Scientists have downgraded the alert level for Hawaii's Kīlauea volcano in response to reduced activity, saying the next eruption is likely a few years away.
The U.S. Geological Survey's Hawaiian Volcano Observatory announced Tuesday that the alert level for the Big Island volcano has been lowered from "advisory" to "normal," the Hawaii Tribune-Herald reported.
The volcano has returned to a non-eruptive, state following the eruption in the lower East Rift Zone that began last May, according to the observatory. Lava flows from the eruption destroyed more than 700 homes and covered nearly 14 square miles (36 square kilometers).
"Monitoring data over the past eight months have shown relatively low rates of seismicity, deformation, and gas emission at the summit and East Rift Zone including the area of the 2018 eruption," the observatory said in a notice.
The volcano's surface has not had active lava for those eight months, marking the longest period without an eruption in nearly four decades, the observatory said. The volcano went 17 months without an eruption starting in November 1979.
Seismic activity remains low, but the number of earthquakes occurring weekly is above levels before the 2018 eruption. The Observatory said most are aftershocks of the magnitude 6.9 quake that hit on May 4, 2018.
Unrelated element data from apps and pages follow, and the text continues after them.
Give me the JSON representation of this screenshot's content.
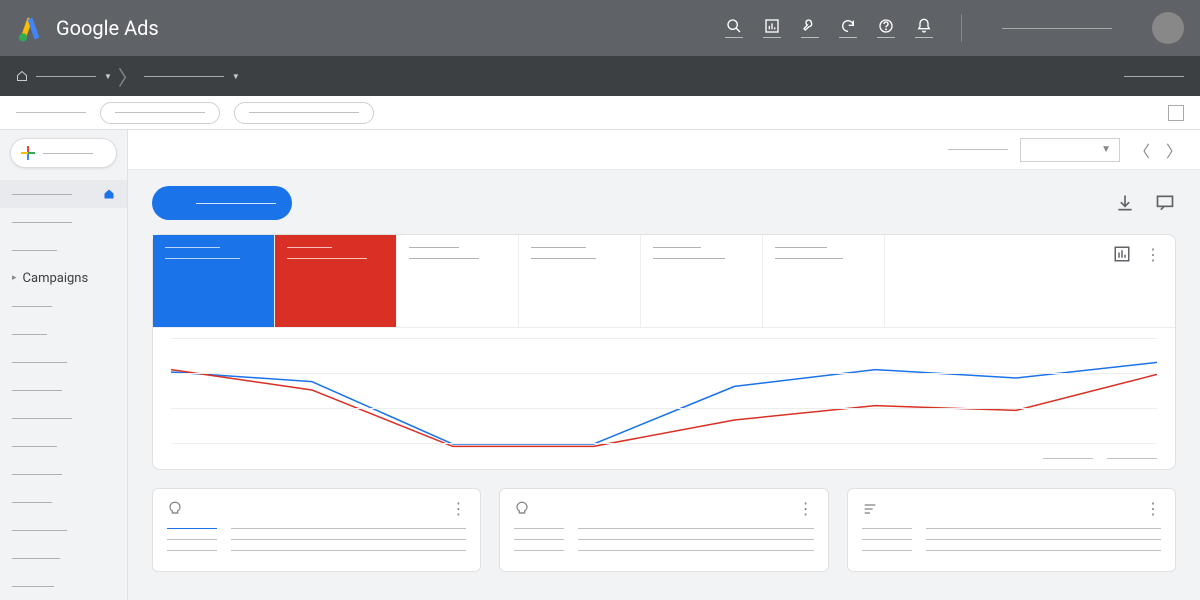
{
  "header": {
    "product": "Google Ads",
    "icons": [
      "search",
      "reports",
      "tools",
      "refresh",
      "help",
      "notifications"
    ]
  },
  "breadcrumb": {
    "items": [
      "",
      ""
    ]
  },
  "sidebar": {
    "new_label": "",
    "items": [
      {
        "label": "",
        "active": true,
        "icon": "home"
      },
      {
        "label": ""
      },
      {
        "label": ""
      },
      {
        "label": "Campaigns",
        "expandable": true
      },
      {
        "label": ""
      },
      {
        "label": ""
      },
      {
        "label": ""
      },
      {
        "label": ""
      },
      {
        "label": ""
      },
      {
        "label": ""
      },
      {
        "label": ""
      },
      {
        "label": ""
      },
      {
        "label": ""
      },
      {
        "label": ""
      },
      {
        "label": ""
      }
    ]
  },
  "filterbar": {
    "date_range": " ",
    "date_dropdown_icon": "▼"
  },
  "overview": {
    "new_campaign": "",
    "metrics": [
      {
        "label": "",
        "value": "",
        "color": "blue"
      },
      {
        "label": "",
        "value": "",
        "color": "red"
      },
      {
        "label": "",
        "value": ""
      },
      {
        "label": "",
        "value": ""
      },
      {
        "label": "",
        "value": ""
      },
      {
        "label": "",
        "value": ""
      }
    ]
  },
  "chart_data": {
    "type": "line",
    "title": "",
    "xlabel": "",
    "ylabel": "",
    "x": [
      0,
      1,
      2,
      3,
      4,
      5,
      6
    ],
    "series": [
      {
        "name": "metric-blue",
        "color": "#1a73e8",
        "values": [
          70,
          62,
          10,
          10,
          58,
          72,
          65,
          78
        ]
      },
      {
        "name": "metric-red",
        "color": "#d93025",
        "values": [
          72,
          55,
          8,
          8,
          30,
          42,
          38,
          68
        ]
      }
    ],
    "ylim": [
      0,
      100
    ]
  },
  "recommendations": [
    {
      "icon": "lightbulb",
      "rows": [
        [
          "",
          ""
        ],
        [
          "",
          ""
        ],
        [
          "",
          ""
        ]
      ],
      "highlight_first": true
    },
    {
      "icon": "lightbulb",
      "rows": [
        [
          "",
          ""
        ],
        [
          "",
          ""
        ],
        [
          "",
          ""
        ]
      ]
    },
    {
      "icon": "text",
      "rows": [
        [
          "",
          ""
        ],
        [
          "",
          ""
        ],
        [
          "",
          ""
        ]
      ]
    }
  ]
}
Based on past observations, the next eruption will likely be in the caldera, the observatory said. The next eruption in the rift zone could be in a decade or longer.